Description of Clinical Expertise
Dr. Zangerl has spent the last four years mostly volunteering her spare time to the Philadelphia Animal Control and Care Facility. During this time she has accumulated a basic understanding of shelter medicine, and particularly refined and excelled in spay and neuter techniques as means of population control.
B.Zangerl, S.J. Lindauer, S.E. Pearce-Kelling, G.M. Acland, G.D. Aguirre: CFA9 association study to identify potential modifier loci for progressive rod-cone degeneration (prcd) in the dog. ISAG Meeting, Amsterdam, Netherlands, Poster and platform presentation. July 2008.
B. Zangerl, K.E.Guziewicz, A.M. Komaromy, S.J. Lindauer, J.J. Alexander, L.G. Glushakova, W.W. Hauswirth, G.M. Acland, G.D. Aguirre: Human bestrophin promoter drives RPE-specific GFP expression in the canine retina. IOVS Annual Meeting, Fort Lauderdale, Florida, USA April - May 2008.
K.E. Guziewicz, B. Zangerl, S.J. Lindauer, R.F. Mullins, L.S. Sandmeyer, G.H. Grahn, E.M. Stone, G.M. Acland, G.D. Aguirre: Bestrophin gene mutations cause canine multifocal retinopathy. IOVS Annual Meeting, Fort Lauderdale, Florida, USA May 2007.

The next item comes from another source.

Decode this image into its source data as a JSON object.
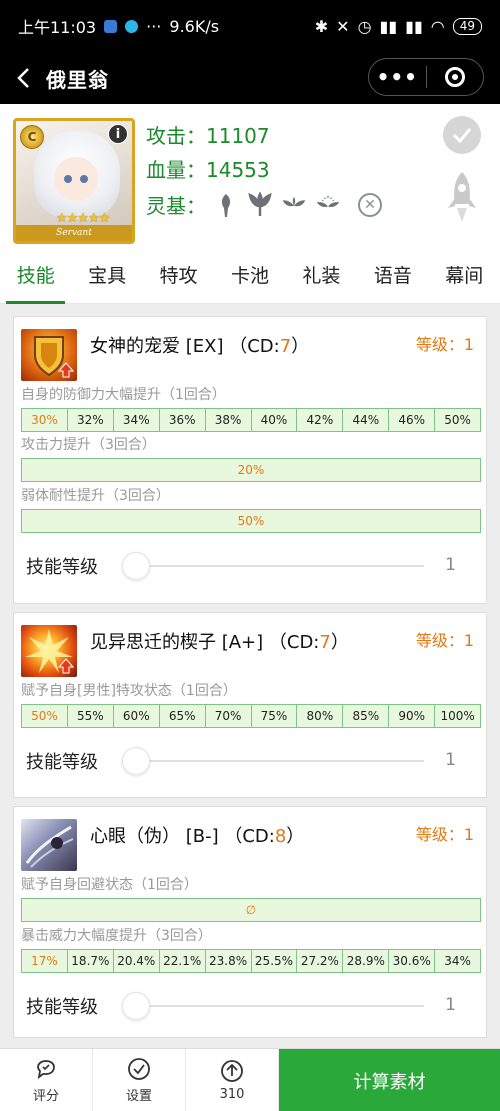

G.L. Paez, B. Zangerl, G.M. Acland, G.D. Aguirre: Photoreceptor degeneration and tumor suppressor gene expression in canine retinas with RPGR frameshilft mutation. IOVS Annual Meeting, Fort Lauderdale, Florida May 2007.
B. Zangerl, K.E.Guziewicz, G.L. Paez, S.J. Lindauer, G.M. Acland, G.D. Aguirre: Identification of molecular pathways leading to the prcd phenotype using cDNA expression profiling. IOVS Annual Meeting, Fort Lauderdale, Florida, USA May 2007.
Guziewicz, K. E., Zangerl, B., Lindauer, S. J., Mullins, R. F., Sandmeyer, L. S., Grahn, B. H., Stone, E. M., Acland, G. M., Aguirre, G. D.: Bestrophin gene mutations cause canine multifocal retinopathy: a novel animal model for best disease Invest Ophthalmol Vis Sci 48(5): 1959-67, 2007.
Zangerl, B., Johnson, J. L., Acland, G. M., Aguirre, G. D.: Independent origin and restricted distribution of RPGR deletions causing XLPRA J Hered 98(5): 526-30, 2007.
B. Zangerl, K.E. Guziewicz, S.J.P. Lindauer, G.M. Acland, G.D. Aguirre: Comparative genomics supports significance of mutations in two models for inherited eye disease, VMD2 and PRCD. 11th International Congress of Human Genetics, Brisbane, Australia August 2006.
B.Zangerl, O.Goldstein, S.J. P. Lindauer, S.E. Pearce-Kelling, A.R. Philp, A.Antosh, J.S. Felix, E.M. Stone, G.M. Acland, G.D. Aguirre: Novel retinal gene (PRCD) causes progressive rod-cone degeneration in canines and humans. IOVS Annual Meeting, Fort Lauderdale, Florida, USA, (platform presentation). April - May 2006.
O.Goldstein, S.E. Pearce-Kelling, B.Zangerl, G.M. Acland, G.D. Aguirre: Differentiating prcd and non-prcd forms of canine adult onset autosomal recessive hereditary retinal degenerations. IOVS Annual Meeting, Fort Lauderdale, Florida, USA April - May 2006.